It’s become one of the most loved TV shows right across the world, uncovering hidden treasures and welcoming famous faces on camera to share their incredible family histories. But some findings on Antiques Roadshow have been particularly memorable through the years.
While a small object used as a paperweight for years by a school headteacher was actually found to be a famous sculpture worth £750,000 (AU$1.3 million), another intricate ‘vase’ used as an indoor goalpost by a football-loving family was worth a staggering £668,000 (AU$1.2 million).
And with everything from JFK’s jacket, to wartime medals, classic dolls and famous paintings appearing on the show, there have been some major bombshells dropped on unsuspecting families who have dug out family heirlooms to be valued for thousands or even millions of dollars.
The BBC complied some of the show’s most valuable and exciting finds through the years, and here are some of the best of the bunch:
The highest valuation in the history of the show was famed sculptor Antony Gormley’s design model for his Angel of the North sculpture, which was presented on the show in 2008 with a whopping value of £1 million (AU$1.8 million).
Gormley made the model, along with a number of others, to convince councillors to commission the now-iconic statue in the north of England. This 6ft by 17ft (1.8 metre by 5.1 metre) model has since been owned by Gateshead Council for more than a decade, the BBC previously reported.
“This was one of the most exciting moments that we’ve ever had on the show,” series editor Simon Shaw said at the time. Meanwhile, Fine art expert Philip Mould added: “It’s a great thrill to me that something produced in the last 15 years has broken the record for the most valuable item to ever have been on the show.”

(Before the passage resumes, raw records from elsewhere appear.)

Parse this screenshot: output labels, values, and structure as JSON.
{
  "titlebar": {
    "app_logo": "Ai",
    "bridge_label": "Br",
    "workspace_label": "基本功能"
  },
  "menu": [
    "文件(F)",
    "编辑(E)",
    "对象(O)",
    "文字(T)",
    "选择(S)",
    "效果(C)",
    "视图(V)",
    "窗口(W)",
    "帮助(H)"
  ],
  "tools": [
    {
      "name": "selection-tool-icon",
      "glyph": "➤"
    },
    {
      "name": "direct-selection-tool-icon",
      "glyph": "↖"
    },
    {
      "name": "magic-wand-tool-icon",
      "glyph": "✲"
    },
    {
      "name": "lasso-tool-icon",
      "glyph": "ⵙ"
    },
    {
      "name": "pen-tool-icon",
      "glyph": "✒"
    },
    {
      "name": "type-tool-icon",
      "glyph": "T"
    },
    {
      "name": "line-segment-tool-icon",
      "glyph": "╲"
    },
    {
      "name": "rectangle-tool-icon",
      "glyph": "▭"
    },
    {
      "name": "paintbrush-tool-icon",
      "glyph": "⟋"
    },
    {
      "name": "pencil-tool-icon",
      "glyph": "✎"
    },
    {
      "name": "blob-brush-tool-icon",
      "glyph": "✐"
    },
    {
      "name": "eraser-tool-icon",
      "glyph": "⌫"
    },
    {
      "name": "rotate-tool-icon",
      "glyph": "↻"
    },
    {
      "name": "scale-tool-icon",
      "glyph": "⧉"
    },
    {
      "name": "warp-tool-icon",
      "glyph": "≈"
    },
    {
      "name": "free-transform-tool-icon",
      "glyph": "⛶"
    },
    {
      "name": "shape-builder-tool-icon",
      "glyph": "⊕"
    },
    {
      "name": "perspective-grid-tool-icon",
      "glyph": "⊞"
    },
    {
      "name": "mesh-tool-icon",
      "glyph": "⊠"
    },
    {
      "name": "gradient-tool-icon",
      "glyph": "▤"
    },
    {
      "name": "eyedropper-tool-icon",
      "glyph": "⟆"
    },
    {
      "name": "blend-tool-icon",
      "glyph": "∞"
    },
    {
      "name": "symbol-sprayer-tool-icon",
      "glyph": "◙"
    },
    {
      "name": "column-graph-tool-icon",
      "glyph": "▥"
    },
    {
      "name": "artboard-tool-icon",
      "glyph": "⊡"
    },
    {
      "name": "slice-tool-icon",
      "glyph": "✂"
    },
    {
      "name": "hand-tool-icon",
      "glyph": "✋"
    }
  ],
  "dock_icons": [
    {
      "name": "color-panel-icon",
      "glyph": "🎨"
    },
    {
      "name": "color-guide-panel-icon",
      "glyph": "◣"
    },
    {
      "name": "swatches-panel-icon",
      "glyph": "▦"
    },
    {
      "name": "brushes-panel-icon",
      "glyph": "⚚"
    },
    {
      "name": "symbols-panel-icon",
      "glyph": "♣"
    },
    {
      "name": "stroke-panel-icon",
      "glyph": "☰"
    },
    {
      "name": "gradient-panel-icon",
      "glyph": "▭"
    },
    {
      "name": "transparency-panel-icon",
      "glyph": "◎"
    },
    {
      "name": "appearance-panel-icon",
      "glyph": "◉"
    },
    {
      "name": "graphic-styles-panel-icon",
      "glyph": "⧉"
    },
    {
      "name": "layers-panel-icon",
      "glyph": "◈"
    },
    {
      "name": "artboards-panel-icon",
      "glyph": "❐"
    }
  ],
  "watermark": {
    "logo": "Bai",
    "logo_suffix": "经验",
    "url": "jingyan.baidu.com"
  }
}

Another beautiful treasure was unveiled on the BBC show when the team visited Cleethorpes in 1991 – and it couldn’t have come as more of a shock to owner Terry Nurrish, who admitted he had previously used it as an indoor goalpost for his kids to play football at home in Grimsby, UK.
It was given to him by his mum, who previously bought it at a house clearance sale in 1946 in a £100 ‘job lot’ of antiques.
While the owners assumed the Parisian Bronze Jardiniere was a pretty flower pot, expert Eric Knowles revealed that it was actually a French ‘Japonisme’ urn made in 1874.
It was cast in gilt bronze with handles styled as cranes. According to the Mail Online, Terry kept it for 23 years before selling it at auction in 2014 for £668,000.
In another amazing artistic discovery, the team went from ancient treasures to something decidedly more modern in 2014 as they visited Ashton Court.
Famous modern artist Banksy had painted his ‘Mobile Lovers’ image on a door opposite Broad Plain Boys’ Club in Bristol and it showed a couple embracing while staring at their phones.
Following an ownership battle between the local council and the club, Banksy wrote to the club to confirm it was theirs. After appearing on the show, it was sold in 2014 for £403,000 and the proceeds went to keep the Boys’ Club going.
Elsewhere, while many people may not know the true worth of an old sculpture passed down the generations, one school librarian got the shock of her life after discovering what her headteacher had previously used as a paperweight was actually worth a staggering £750,000.
Having seen the artefact sat on the corner of the head’s desk for years, the librarian at St Ives School in Cornwall finally took it on the show in 2012 to get it valued.
There, she was told it was an original sculpture by 20th-century British artist Barbara Hepworth, worth between £60,000 and £80,000. However, it was revalued for the high price after being donated to the Cornwall Arts Collection for display.
An early 18th Century doll’s house proved a huge hit on the TV programme in 2016, when it was declared to be “of national importance”.
Expert Fergus Gambon valued the “unique” collection at £150,000 and told its owners it was “one of the most important English baby houses in existence”.
The doll’s house was built in 1705 and has been in the owner’s family ever since, being passed down the female line for generations.
Elsewhere, war memorabilia is always hugely sentimental for a family, but this collection was awarded for pigeons – and came with a huge price tag.
A collection of war time ‘Dickin Medals’, the animal equivalent of a Victoria Cross, was valued by expert Graham Lay between £180,000-200,000 when the show visited Stewe House previously.
He said at the time: “There were a quarter of a million pigeons in the National Pigeon Service and they saved thousands of lives during the First and Second World Wars.
“Every reconnaissance aircraft, every bomber that left the shores of the UK, had two racing pigeons. If the aircraft was shot down and the radio was lost, the pigeons would be released with the coordinates, they’d fly back and basically the air crew would be picked up.”
Not many people can boast they’ve been able to touch a piece of John F. Kennedy’s clothing, but the Antiques Roadshow team got the privilege when they were asked to value his old bomber jacket.
The black garment was valued between £200,000-£300,000 when it was brought to Walmer Castle in Kent.
Expert Jon Baddeley called the jacket an “iconic piece”, and it was claimed by the BBC it was the legacy of a love affair between the former US president and a Swedish girlfriend in the 1950s.